What is needed: Within the data below, state how many lines contain the string "your". Provide the number only.

Supplied data:
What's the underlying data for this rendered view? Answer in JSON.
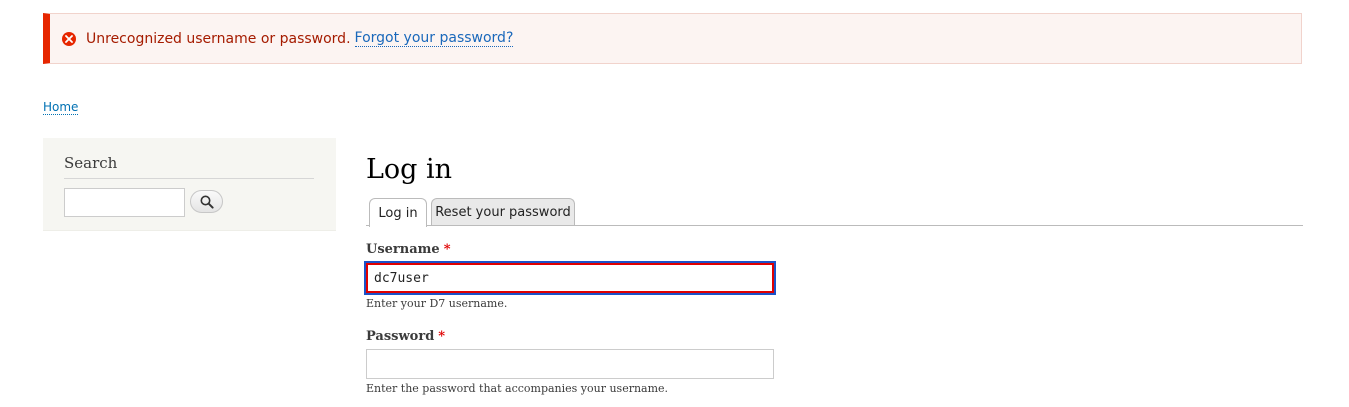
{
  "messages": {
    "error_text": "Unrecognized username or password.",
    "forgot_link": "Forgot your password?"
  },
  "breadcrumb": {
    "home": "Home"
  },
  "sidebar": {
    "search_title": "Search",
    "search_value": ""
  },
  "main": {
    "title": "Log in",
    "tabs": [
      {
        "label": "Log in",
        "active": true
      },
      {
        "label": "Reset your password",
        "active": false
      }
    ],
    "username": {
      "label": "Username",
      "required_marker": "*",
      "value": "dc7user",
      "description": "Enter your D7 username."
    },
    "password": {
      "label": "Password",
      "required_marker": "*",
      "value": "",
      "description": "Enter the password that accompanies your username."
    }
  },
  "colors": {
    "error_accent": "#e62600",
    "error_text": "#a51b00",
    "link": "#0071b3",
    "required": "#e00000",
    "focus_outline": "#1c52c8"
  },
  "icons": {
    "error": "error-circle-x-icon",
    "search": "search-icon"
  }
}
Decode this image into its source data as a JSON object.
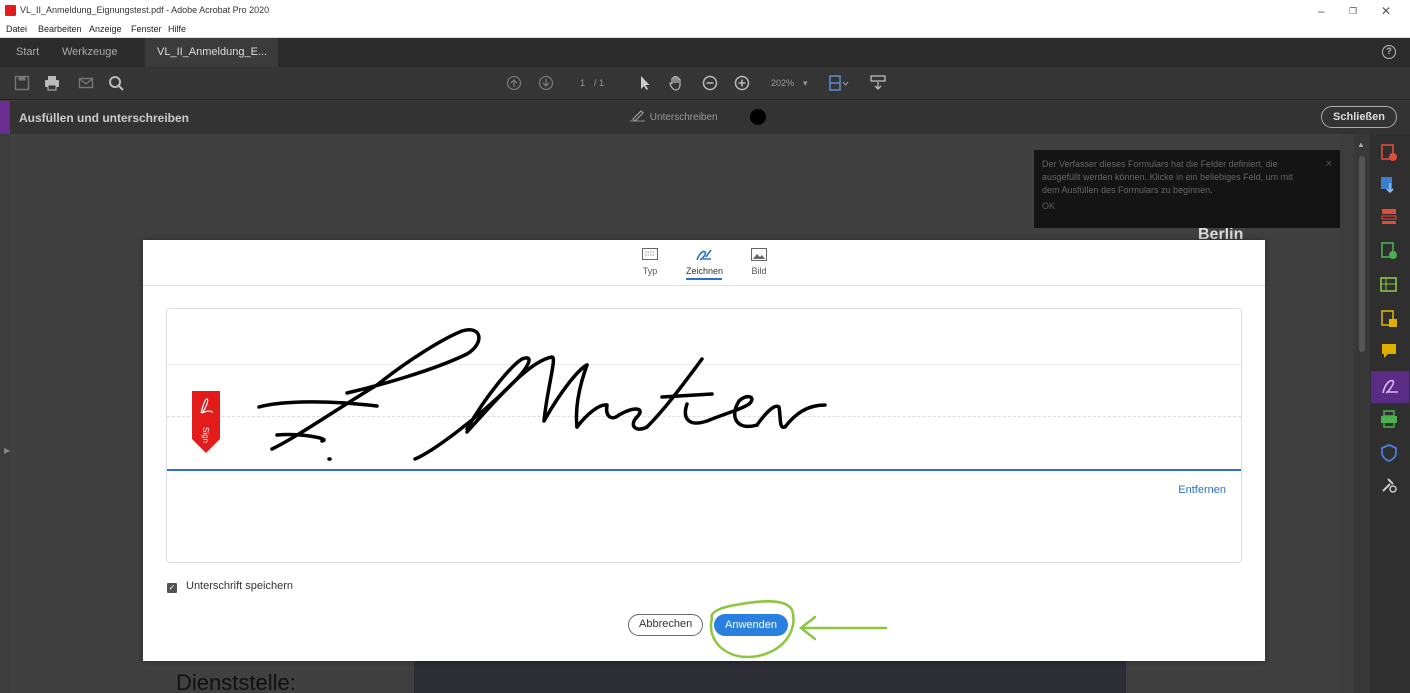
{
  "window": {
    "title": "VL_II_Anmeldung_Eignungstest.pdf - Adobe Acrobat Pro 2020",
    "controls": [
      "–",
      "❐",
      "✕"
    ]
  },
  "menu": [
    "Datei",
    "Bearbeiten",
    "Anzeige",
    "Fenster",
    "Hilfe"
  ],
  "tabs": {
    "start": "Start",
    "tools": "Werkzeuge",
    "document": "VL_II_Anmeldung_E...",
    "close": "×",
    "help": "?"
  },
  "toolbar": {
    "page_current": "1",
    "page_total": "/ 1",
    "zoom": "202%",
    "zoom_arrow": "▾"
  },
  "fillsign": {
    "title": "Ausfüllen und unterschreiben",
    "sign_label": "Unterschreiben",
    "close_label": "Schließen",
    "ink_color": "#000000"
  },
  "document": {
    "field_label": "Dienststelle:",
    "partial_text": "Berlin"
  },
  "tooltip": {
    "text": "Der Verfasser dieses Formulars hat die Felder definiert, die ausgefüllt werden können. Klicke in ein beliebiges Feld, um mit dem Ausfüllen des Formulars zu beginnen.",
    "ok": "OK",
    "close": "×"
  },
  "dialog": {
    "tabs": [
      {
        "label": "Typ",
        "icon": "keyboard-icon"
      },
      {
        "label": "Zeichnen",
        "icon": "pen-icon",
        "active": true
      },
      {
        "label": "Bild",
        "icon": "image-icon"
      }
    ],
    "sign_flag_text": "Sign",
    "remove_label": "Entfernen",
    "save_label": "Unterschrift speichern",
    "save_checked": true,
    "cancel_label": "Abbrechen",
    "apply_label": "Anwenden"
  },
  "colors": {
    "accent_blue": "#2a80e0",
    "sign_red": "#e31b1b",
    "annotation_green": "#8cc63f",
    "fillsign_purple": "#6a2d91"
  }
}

Expected answer: 4